Work required: Write out all records as given; omit images.
* * *
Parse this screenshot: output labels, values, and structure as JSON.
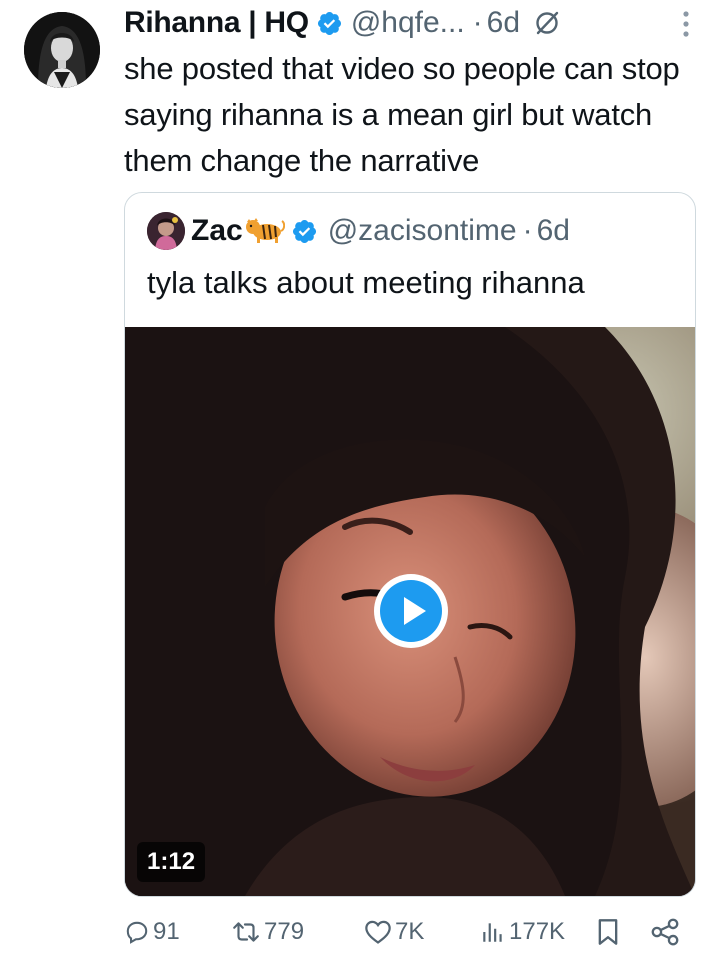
{
  "tweet": {
    "author": {
      "display_name": "Rihanna | HQ",
      "handle": "@hqfe...",
      "verified": true,
      "avatar_icon": "rihanna-avatar"
    },
    "separator": "·",
    "time": "6d",
    "text": "she posted that video so people can stop saying rihanna is a mean girl but watch them change the narrative"
  },
  "quote": {
    "author": {
      "display_name": "Zac",
      "emoji_icon": "tiger-icon",
      "handle": "@zacisontime",
      "verified": true
    },
    "separator": "·",
    "time": "6d",
    "text": "tyla talks about meeting rihanna",
    "video": {
      "duration": "1:12"
    }
  },
  "actions": {
    "replies": "91",
    "reposts": "779",
    "likes": "7K",
    "views": "177K"
  },
  "colors": {
    "text_primary": "#0f1419",
    "text_secondary": "#536471",
    "verified_blue": "#1d9bf0",
    "border": "#cfd9de"
  }
}
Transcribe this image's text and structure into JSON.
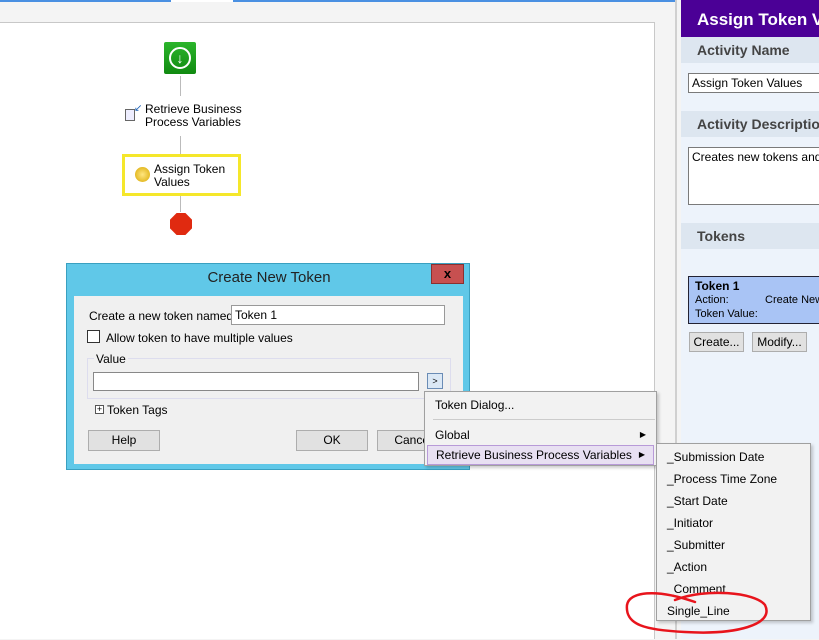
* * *
Task answer:
Parse this screenshot: output labels, values, and structure as JSON.
{
  "tweet": {
    "author": {
      "display_name": "Rihanna | HQ",
      "handle": "@hqfe...",
      "verified": true,
      "avatar_icon": "rihanna-avatar"
    },
    "separator": "·",
    "time": "6d",
    "text": "she posted that video so people can stop saying rihanna is a mean girl but watch them change the narrative"
  },
  "quote": {
    "author": {
      "display_name": "Zac",
      "emoji_icon": "tiger-icon",
      "handle": "@zacisontime",
      "verified": true
    },
    "separator": "·",
    "time": "6d",
    "text": "tyla talks about meeting rihanna",
    "video": {
      "duration": "1:12"
    }
  },
  "actions": {
    "replies": "91",
    "reposts": "779",
    "likes": "7K",
    "views": "177K"
  },
  "colors": {
    "text_primary": "#0f1419",
    "text_secondary": "#536471",
    "verified_blue": "#1d9bf0",
    "border": "#cfd9de"
  }
}
Transcribe this image's text and structure into JSON.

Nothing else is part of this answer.